If you prefer not to enable cookies, you may change your browser settings to disable cookies; however, please note that rejecting cookies while visiting the Website may result in certain parts of the Website not operating correctly or as efficiently as if cookies were allowed.

Email Choice/Opt-out

Users who opt in to receive emails may choose to no longer receive e-mail updates and newsletters by selecting the "opt-out of future email" option in the email they receive from JD Supra or in their JD Supra account management screen.


JD Supra takes reasonable precautions to insure that user information is kept private. We restrict access to user information to those individuals who reasonably need access to perform their job functions, such as our third party email service, customer service personnel and technical staff. However, please note that no method of transmitting or storing data is completely secure and we cannot guarantee the security of user information. Unauthorized entry or use, hardware or software failure, and other factors may compromise the security of user information at any time.

If you have reason to believe that your interaction with us is no longer secure, you must immediately notify us of the problem by contacting us at In the unlikely event that we believe that the security of your user information in our possession or control may have been compromised, we may seek to notify you of that development and, if so, will endeavor to do so as promptly as practicable under the circumstances.

Sharing and Disclosure of Information JD Supra Collects

Except as otherwise described in this privacy statement, JD Supra will not disclose personal information to any third party unless we believe that disclosure is necessary to: (1) comply with applicable laws; (2) respond to governmental inquiries or requests; (3) comply with valid legal process; (4) protect the rights, privacy, safety or property of JD Supra, users of the Service, Website visitors or the public; (5) permit us to pursue available remedies or limit the damages that we may sustain; and (6) enforce our Terms & Conditions of Use.

In the event there is a change in the corporate structure of JD Supra such as, but not limited to, merger, consolidation, sale, liquidation or transfer of substantial assets, JD Supra may, in its sole discretion, transfer, sell or assign information collected on and through the Service to one or more affiliated or unaffiliated third parties.

Links to Other Websites
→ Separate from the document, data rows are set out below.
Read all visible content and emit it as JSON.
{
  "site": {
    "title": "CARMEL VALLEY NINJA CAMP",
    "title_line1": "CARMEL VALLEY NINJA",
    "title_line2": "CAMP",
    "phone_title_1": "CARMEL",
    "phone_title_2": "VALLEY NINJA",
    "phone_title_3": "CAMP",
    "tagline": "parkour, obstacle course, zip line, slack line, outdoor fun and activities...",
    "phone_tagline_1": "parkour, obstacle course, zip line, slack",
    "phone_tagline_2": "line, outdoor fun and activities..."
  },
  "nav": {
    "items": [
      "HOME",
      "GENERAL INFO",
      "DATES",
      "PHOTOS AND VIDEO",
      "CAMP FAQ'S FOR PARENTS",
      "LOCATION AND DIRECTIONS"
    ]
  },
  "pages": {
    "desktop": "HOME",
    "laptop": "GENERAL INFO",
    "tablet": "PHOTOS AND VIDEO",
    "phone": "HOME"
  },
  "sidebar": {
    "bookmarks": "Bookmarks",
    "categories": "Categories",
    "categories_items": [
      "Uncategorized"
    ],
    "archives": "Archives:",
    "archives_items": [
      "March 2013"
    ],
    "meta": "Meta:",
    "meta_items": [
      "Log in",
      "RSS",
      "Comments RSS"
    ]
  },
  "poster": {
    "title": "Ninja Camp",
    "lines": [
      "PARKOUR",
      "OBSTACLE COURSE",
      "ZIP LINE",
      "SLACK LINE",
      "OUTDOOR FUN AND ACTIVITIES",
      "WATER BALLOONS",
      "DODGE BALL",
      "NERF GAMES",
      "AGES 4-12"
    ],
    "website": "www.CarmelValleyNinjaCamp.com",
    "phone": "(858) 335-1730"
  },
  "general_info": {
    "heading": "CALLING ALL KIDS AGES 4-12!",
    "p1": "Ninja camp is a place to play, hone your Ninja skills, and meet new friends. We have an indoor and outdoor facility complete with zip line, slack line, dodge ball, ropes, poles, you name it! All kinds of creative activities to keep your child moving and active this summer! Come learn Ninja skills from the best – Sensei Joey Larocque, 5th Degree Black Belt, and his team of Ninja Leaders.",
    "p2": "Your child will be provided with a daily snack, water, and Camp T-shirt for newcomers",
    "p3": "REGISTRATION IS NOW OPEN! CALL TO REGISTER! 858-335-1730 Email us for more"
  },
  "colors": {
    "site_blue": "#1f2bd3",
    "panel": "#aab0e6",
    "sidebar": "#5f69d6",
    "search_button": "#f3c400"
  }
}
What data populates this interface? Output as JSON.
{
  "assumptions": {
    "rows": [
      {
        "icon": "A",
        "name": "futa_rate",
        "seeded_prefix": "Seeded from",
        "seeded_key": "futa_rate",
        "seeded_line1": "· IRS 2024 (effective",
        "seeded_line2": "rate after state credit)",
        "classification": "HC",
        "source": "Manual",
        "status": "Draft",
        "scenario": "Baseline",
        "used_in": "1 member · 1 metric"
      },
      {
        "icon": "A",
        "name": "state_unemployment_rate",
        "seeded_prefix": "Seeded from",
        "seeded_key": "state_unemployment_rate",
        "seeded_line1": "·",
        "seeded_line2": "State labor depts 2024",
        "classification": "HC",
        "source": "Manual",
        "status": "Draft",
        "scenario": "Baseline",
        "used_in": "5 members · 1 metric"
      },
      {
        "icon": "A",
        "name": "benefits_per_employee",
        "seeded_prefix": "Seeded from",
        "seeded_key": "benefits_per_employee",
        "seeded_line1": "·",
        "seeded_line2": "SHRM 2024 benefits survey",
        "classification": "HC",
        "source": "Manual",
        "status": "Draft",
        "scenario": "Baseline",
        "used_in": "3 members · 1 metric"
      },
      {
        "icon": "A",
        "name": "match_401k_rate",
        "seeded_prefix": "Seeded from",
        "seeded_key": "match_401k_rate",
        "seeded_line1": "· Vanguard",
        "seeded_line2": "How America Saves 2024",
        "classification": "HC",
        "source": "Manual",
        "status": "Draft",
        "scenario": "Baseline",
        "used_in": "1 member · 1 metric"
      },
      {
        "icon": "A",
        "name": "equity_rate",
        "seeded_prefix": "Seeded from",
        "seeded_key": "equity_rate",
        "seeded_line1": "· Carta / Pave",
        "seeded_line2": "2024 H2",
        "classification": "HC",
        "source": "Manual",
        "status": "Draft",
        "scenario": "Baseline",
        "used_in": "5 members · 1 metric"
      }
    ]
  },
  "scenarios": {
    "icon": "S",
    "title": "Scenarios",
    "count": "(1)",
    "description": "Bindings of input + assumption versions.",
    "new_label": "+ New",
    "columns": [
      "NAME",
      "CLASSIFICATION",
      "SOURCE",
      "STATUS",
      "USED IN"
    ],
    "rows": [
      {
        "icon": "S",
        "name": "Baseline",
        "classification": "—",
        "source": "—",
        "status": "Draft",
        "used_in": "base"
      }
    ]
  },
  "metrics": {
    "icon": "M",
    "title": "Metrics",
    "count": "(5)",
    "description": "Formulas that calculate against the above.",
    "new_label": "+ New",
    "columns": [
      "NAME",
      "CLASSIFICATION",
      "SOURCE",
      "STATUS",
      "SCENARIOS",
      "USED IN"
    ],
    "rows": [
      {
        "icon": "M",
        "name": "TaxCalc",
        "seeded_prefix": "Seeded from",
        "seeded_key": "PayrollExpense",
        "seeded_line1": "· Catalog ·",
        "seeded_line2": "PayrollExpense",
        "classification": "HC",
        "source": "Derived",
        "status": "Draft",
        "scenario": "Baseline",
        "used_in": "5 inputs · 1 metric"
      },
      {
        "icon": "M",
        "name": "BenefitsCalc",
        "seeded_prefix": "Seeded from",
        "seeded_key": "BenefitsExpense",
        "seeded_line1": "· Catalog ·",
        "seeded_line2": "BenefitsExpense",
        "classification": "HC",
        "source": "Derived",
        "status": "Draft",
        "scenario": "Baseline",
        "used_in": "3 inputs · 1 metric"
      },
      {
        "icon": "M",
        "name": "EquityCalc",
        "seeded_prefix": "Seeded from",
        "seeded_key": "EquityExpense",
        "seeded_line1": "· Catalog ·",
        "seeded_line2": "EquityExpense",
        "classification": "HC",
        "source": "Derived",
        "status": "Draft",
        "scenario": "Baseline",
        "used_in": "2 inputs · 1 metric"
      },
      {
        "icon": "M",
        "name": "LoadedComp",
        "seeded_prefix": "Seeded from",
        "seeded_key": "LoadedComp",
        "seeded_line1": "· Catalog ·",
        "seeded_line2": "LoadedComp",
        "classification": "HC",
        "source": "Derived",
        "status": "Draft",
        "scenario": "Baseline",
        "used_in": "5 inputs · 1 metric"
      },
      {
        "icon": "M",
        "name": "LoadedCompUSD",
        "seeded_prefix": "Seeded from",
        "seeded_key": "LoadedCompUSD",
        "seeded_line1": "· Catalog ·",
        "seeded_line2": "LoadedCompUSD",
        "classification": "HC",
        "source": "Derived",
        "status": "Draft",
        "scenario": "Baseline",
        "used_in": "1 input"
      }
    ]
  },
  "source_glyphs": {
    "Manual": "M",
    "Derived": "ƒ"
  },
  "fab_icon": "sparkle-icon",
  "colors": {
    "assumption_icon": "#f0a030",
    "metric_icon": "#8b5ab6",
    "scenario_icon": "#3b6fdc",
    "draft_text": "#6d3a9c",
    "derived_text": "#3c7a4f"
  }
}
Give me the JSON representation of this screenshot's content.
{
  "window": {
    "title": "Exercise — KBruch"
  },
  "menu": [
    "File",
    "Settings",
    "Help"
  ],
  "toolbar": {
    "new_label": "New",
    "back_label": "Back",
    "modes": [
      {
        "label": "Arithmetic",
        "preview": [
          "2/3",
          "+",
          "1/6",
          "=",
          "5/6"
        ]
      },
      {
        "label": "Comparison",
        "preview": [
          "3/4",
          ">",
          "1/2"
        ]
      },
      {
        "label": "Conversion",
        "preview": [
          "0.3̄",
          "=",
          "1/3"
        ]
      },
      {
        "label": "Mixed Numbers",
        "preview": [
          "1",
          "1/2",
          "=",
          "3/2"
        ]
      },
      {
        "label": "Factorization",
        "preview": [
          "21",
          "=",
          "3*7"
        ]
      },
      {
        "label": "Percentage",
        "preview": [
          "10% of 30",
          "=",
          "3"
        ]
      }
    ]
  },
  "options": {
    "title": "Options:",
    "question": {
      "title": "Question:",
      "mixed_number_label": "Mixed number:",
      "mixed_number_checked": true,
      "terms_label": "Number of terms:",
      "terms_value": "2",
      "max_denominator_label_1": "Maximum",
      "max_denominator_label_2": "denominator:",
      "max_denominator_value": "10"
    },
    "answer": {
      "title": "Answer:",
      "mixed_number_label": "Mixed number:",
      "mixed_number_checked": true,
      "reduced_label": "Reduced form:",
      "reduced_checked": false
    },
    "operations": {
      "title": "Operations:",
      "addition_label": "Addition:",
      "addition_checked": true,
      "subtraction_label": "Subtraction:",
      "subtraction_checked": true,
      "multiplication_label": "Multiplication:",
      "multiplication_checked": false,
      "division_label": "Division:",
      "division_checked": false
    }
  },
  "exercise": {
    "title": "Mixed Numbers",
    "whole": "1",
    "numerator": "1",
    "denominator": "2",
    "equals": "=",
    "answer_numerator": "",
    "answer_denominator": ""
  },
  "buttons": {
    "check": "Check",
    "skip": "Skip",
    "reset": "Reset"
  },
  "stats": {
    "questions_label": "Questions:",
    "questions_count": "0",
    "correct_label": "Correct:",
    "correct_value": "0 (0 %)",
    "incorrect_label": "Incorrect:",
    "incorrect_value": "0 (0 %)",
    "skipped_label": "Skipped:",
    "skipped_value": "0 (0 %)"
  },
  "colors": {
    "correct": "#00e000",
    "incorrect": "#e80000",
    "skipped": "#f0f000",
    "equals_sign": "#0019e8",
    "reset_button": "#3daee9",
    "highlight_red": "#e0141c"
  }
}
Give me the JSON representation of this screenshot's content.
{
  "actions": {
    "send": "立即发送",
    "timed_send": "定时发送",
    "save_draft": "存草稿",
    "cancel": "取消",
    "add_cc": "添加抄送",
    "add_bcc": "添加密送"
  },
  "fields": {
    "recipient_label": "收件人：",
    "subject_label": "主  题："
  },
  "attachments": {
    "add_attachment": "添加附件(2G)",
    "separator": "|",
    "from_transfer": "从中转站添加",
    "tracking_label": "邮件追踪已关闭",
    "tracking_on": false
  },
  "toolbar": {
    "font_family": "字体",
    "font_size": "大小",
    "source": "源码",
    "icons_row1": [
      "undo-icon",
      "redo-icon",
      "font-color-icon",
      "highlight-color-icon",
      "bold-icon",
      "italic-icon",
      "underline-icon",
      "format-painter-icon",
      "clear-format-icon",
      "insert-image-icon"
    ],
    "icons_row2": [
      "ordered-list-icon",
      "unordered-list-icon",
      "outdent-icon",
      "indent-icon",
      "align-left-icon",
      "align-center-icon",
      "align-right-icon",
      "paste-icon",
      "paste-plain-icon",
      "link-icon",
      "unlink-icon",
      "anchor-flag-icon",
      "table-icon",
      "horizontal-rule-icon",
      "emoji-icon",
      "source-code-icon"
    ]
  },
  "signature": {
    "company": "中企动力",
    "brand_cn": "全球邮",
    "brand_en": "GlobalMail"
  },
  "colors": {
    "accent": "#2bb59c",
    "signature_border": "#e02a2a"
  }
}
This Website and the Service may contain links to other websites. The operator of such other websites may collect information about you, including through cookies or other technologies. If you are using the Service through the Website and link to another site, you will leave the Website and this Policy will not apply to your use of and activity on those other sites. We encourage you to read the legal notices posted on those sites, including their privacy policies. We shall have no responsibility or liability for your visitation to, and the data collection and use practices of, such other sites. This Policy applies solely to the information collected in connection with your use of this Website and does not apply to any practices conducted offline or in connection with any other websites.

Changes in Our Privacy Policy

We reserve the right to change this Policy at any time. Please refer to the date at the top of this page to determine when this Policy was last revised. Any changes to our privacy policy will become effective upon posting of the revised policy on the Website. By continuing to use the Service or Website following such changes, you will be deemed to have agreed to such changes. If you do not agree with the terms of this Policy, as it may be amended from time to time, in whole or part, please do not continue using the Service or the Website.

Contacting JD Supra

If you have any questions about this privacy statement, the practices of this site, your dealings with this Web site, or if you would like to change any of the information you have provided to us, please contact us at:

- hide
*With LinkedIn, you don't need to create a separate login to manage your free JD Supra account, and we can make suggestions based on your needs and interests. We will not post anything on LinkedIn in your name. Or, sign up using your email address.